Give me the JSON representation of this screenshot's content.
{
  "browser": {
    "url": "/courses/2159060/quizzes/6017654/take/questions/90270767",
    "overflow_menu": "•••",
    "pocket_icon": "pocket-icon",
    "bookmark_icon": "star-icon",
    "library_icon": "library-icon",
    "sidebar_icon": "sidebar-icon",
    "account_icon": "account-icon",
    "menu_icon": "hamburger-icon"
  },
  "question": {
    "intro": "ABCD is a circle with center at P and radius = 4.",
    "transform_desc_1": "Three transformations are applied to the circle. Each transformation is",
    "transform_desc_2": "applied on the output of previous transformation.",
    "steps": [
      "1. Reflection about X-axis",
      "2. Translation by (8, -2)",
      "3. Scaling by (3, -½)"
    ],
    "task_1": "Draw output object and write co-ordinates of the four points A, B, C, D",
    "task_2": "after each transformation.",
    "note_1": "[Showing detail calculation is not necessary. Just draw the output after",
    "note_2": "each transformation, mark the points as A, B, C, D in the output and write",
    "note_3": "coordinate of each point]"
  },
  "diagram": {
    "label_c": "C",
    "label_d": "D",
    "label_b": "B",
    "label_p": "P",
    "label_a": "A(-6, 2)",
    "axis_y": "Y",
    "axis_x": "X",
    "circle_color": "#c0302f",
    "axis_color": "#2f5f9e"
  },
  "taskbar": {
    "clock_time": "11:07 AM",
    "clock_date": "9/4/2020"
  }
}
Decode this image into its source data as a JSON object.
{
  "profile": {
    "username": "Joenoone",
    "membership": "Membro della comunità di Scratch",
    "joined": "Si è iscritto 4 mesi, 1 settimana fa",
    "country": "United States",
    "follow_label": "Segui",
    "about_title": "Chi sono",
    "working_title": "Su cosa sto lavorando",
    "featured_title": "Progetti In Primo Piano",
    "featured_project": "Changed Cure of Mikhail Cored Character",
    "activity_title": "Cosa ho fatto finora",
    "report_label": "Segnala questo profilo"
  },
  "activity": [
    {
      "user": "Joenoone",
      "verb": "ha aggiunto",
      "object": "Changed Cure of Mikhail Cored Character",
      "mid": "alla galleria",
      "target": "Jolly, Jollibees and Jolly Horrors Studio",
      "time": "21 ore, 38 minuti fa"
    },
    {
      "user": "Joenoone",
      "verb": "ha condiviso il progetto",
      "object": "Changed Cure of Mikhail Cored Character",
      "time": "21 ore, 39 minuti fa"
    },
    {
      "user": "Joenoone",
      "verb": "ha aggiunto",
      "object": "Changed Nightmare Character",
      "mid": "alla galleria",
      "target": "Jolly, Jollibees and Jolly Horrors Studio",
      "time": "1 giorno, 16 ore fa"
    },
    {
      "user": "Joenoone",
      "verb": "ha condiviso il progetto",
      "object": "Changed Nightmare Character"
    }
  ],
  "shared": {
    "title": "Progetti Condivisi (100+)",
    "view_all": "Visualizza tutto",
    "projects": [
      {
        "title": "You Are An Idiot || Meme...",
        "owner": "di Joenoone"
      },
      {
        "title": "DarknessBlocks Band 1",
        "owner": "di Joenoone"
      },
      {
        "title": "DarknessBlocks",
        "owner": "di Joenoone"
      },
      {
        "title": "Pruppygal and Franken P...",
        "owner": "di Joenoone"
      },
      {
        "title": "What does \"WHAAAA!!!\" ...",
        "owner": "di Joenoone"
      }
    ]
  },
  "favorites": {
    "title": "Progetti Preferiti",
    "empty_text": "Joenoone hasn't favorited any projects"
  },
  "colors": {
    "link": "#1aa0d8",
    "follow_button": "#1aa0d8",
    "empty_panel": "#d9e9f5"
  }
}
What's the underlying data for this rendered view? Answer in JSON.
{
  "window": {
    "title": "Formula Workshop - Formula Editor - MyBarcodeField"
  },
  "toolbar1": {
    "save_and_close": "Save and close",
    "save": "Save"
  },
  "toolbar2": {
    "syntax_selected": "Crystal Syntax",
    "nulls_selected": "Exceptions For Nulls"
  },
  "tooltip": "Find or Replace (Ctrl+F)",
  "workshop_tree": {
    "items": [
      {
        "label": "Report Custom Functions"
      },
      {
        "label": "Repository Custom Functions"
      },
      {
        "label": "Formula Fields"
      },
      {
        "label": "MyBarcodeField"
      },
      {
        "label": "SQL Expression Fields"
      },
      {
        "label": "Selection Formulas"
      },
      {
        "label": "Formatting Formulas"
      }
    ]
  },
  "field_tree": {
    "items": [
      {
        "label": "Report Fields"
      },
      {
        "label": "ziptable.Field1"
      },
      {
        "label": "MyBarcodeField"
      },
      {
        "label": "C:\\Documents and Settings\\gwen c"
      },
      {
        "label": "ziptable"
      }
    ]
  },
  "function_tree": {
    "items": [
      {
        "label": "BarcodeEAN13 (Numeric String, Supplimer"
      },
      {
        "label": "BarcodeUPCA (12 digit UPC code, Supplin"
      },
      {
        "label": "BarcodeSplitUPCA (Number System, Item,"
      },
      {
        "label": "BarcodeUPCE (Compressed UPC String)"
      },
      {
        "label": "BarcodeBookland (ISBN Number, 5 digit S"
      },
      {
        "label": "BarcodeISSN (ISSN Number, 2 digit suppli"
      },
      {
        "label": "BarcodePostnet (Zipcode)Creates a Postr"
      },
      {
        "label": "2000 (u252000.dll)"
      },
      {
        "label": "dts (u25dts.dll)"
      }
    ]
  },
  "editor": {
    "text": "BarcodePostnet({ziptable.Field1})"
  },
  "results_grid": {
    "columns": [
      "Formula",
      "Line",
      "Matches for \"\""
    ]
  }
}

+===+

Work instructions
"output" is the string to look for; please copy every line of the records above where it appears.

Exercise response
    "transform_desc_2": "applied on the output of previous transformation.",
    "task_1": "Draw output object and write co-ordinates of the four points A, B, C, D",
    "note_1": "[Showing detail calculation is not necessary. Just draw the output after",
    "note_2": "each transformation, mark the points as A, B, C, D in the output and write",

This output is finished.